What the task asks » Every entry below needs to be copied exactly.

------------

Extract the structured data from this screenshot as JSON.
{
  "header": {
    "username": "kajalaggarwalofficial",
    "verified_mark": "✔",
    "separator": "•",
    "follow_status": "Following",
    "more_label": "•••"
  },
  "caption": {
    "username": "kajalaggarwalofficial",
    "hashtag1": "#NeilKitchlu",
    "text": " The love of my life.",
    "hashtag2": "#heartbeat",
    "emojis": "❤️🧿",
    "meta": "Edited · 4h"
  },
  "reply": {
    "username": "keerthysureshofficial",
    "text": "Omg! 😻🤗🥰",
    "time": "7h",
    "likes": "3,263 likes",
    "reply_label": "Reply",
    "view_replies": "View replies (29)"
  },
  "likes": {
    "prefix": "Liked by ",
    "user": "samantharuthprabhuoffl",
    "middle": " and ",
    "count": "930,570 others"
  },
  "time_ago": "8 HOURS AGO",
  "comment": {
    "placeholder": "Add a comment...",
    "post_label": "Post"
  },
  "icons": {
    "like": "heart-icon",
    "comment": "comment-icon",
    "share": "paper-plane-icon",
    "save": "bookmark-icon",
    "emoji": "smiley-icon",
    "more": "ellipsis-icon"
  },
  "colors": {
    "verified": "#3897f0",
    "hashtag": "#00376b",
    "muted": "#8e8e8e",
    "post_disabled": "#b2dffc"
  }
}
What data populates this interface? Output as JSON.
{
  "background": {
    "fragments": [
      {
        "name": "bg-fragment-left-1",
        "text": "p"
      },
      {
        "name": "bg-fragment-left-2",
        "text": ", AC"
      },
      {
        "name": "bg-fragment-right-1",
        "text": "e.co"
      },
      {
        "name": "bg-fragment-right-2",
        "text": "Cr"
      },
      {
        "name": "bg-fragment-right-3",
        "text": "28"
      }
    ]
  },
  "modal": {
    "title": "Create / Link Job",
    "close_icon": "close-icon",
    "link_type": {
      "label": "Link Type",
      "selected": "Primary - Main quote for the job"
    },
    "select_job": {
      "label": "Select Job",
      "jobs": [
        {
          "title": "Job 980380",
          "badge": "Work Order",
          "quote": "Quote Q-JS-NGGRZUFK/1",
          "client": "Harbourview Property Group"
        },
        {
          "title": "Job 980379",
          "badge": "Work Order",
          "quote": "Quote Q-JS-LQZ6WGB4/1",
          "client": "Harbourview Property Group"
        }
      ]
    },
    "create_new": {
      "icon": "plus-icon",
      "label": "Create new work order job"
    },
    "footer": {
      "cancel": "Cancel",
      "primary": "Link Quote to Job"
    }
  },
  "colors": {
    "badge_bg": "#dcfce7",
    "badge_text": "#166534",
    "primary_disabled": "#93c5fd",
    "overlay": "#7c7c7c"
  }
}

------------

The completed task »
Extract the structured data from this screenshot as JSON.
{
  "header": {
    "username": "kajalaggarwalofficial",
    "verified_mark": "✔",
    "separator": "•",
    "follow_status": "Following",
    "more_label": "•••"
  },
  "caption": {
    "username": "kajalaggarwalofficial",
    "hashtag1": "#NeilKitchlu",
    "text": " The love of my life.",
    "hashtag2": "#heartbeat",
    "emojis": "❤️🧿",
    "meta": "Edited · 4h"
  },
  "reply": {
    "username": "keerthysureshofficial",
    "text": "Omg! 😻🤗🥰",
    "time": "7h",
    "likes": "3,263 likes",
    "reply_label": "Reply",
    "view_replies": "View replies (29)"
  },
  "likes": {
    "prefix": "Liked by ",
    "user": "samantharuthprabhuoffl",
    "middle": " and ",
    "count": "930,570 others"
  },
  "time_ago": "8 HOURS AGO",
  "comment": {
    "placeholder": "Add a comment...",
    "post_label": "Post"
  },
  "icons": {
    "like": "heart-icon",
    "comment": "comment-icon",
    "share": "paper-plane-icon",
    "save": "bookmark-icon",
    "emoji": "smiley-icon",
    "more": "ellipsis-icon"
  },
  "colors": {
    "verified": "#3897f0",
    "hashtag": "#00376b",
    "muted": "#8e8e8e",
    "post_disabled": "#b2dffc"
  }
}
What data populates this interface? Output as JSON.
{
  "background": {
    "fragments": [
      {
        "name": "bg-fragment-left-1",
        "text": "p"
      },
      {
        "name": "bg-fragment-left-2",
        "text": ", AC"
      },
      {
        "name": "bg-fragment-right-1",
        "text": "e.co"
      },
      {
        "name": "bg-fragment-right-2",
        "text": "Cr"
      },
      {
        "name": "bg-fragment-right-3",
        "text": "28"
      }
    ]
  },
  "modal": {
    "title": "Create / Link Job",
    "close_icon": "close-icon",
    "link_type": {
      "label": "Link Type",
      "selected": "Primary - Main quote for the job"
    },
    "select_job": {
      "label": "Select Job",
      "jobs": [
        {
          "title": "Job 980380",
          "badge": "Work Order",
          "quote": "Quote Q-JS-NGGRZUFK/1",
          "client": "Harbourview Property Group"
        },
        {
          "title": "Job 980379",
          "badge": "Work Order",
          "quote": "Quote Q-JS-LQZ6WGB4/1",
          "client": "Harbourview Property Group"
        }
      ]
    },
    "create_new": {
      "icon": "plus-icon",
      "label": "Create new work order job"
    },
    "footer": {
      "cancel": "Cancel",
      "primary": "Link Quote to Job"
    }
  },
  "colors": {
    "badge_bg": "#dcfce7",
    "badge_text": "#166534",
    "primary_disabled": "#93c5fd",
    "overlay": "#7c7c7c"
  }
}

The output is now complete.